Everyone comes to a point in their life when it’s time to leave something behind and move on to a new thing. By the time we are adults, we’re already experienced with making these transitions, but even with experience, a time of change and a move away from the certain and familiar into the untried and unforeseeable comes with tension and hesitation for most of us.
There are some people who thrive facing such a challenge and truthfully, it can be fun for any of us if the change is of the right kind. On the up side, change does open the door to personal innovation and a shake-up in the routines of one’s life can be pretty invigorating, but even taking that into account, contemplating the unknown and the loss of the familiar still brings with it some trepidation. Most of us prefer to remain safe inside our comfort zones, after all.

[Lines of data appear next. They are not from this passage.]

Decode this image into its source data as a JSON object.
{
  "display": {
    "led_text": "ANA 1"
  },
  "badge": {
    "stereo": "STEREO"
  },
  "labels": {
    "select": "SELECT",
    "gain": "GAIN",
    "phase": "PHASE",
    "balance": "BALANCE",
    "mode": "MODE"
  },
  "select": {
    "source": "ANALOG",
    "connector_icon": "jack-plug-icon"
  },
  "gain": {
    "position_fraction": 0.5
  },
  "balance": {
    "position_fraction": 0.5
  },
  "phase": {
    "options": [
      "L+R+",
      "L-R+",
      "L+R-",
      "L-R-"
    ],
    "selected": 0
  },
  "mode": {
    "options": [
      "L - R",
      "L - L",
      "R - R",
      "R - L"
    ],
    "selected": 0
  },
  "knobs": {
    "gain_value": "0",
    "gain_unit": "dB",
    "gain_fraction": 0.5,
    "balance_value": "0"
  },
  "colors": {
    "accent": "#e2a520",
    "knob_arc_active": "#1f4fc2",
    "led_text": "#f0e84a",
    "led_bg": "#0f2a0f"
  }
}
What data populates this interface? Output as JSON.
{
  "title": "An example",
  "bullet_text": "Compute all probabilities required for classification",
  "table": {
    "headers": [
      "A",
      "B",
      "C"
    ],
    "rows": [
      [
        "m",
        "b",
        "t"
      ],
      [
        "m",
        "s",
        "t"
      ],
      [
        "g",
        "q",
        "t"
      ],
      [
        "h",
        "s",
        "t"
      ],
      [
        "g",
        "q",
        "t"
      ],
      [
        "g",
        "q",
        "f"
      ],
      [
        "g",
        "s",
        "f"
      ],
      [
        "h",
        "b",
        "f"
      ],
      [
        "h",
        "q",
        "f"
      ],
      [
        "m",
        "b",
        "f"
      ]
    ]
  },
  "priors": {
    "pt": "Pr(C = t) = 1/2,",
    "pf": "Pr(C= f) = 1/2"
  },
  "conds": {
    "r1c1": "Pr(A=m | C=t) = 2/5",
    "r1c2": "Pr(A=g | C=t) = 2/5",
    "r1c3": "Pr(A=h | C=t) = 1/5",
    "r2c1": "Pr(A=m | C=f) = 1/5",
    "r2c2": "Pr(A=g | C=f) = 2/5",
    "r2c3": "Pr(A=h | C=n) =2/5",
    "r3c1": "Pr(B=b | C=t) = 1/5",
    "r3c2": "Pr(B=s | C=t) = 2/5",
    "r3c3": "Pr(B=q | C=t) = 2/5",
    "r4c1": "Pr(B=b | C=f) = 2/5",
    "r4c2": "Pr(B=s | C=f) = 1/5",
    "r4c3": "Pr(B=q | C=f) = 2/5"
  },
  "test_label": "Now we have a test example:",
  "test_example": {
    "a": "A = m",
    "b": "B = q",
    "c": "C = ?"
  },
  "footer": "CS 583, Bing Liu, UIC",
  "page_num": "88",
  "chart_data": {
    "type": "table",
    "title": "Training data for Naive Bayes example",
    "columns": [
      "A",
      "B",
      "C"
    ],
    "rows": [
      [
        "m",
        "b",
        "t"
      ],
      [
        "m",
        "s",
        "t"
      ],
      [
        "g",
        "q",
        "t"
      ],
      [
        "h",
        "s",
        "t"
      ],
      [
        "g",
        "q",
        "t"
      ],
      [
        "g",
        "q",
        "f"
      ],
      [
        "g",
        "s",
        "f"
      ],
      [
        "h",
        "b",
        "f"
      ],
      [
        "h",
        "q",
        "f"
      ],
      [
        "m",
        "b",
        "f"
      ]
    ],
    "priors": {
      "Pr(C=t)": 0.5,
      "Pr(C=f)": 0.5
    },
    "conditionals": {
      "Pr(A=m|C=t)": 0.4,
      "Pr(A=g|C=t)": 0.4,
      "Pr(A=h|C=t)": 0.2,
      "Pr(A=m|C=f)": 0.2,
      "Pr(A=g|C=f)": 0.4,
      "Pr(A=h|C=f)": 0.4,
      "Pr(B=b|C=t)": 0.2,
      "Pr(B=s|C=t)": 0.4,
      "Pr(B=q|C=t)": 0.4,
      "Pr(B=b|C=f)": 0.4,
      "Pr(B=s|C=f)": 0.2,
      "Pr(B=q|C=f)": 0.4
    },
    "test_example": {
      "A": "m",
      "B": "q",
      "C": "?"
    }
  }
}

Just recently I unexpectedly found myself at just this type of crossroads. I had worked with an addictions group at my church, running meetings every week and hosting for several years. Over time, I sensed myself losing steam as a leader and knew I would have to bow out at some point, although I didn’t think further as to when to do it. Then, circumstances took a turn and pushed the decision on me and things came to a quick and unexpected end, but one that seemed very right.
Only when it was a done deal did I fully realize just how burned out I had become, even though the signs had been there. The rewards of serving had lessened and it had started to feel like a chore. At times, I had to force myself to go to the meetings. My focus was off and my empathy was lagging, and though I had been careful to make sure that I fulfilled my obligations as a leader, my heart wasn’t in it any more.
Looking back I wondered why I had kept going or more particularly, what had kept me from taking an honest look at how at how I was really feeling. The answers were only good things. First, it was comfortable and I was working with people who had become my friends. My service gave me a role within my church community and the satisfaction of knowing that I was needed, and I was also appreciated for what I did. I was just not sure what to do next if I gave up all those things I liked about it. Then, I wondered who would take my place and what would happen if nobody was there to step in. So, I stayed where I was past the point where I should have.
If you are a person like me and you prefer stability, you’re dutiful, stick to commitments, and you give of yourself to help things go right for others, then we may share a common blind spot. Like me, you might linger in a job, a relationship, a city, or another type of commitment (I have done all of those things) when you should really be moving on, but obligations to others are a big part of why you don’t see things for what they are.
Somebody once challenged me with a question – “What is the defect of your virtue?” That is, whatever strength or asset you have, what is its shadow side. For me, as I explained, constancy and duty led to complacency and inertia, but what about other virtues and their defects?
Have you ever known a person who was always funny, but used it as a shield against pain and self-reflection? Or the “rules guy” who is very orderly and detailed, but who can’t flex when he needs to? Some people who are very competent won’t trust anything to others and end up having to be in charge of everything (later, they will resent that everyone leaves things up to them). And then there is the starry-eyed romantic with the rose-colored glasses who is blind to the truth about her relationship.
I liked that idea, of seeing the defects of virtues, and thinking of how we can be too rigid with even the best of us. Maybe when you get in a rut or find yourself frustrated, you should consider if this doesn’t explain something about why you are stuck.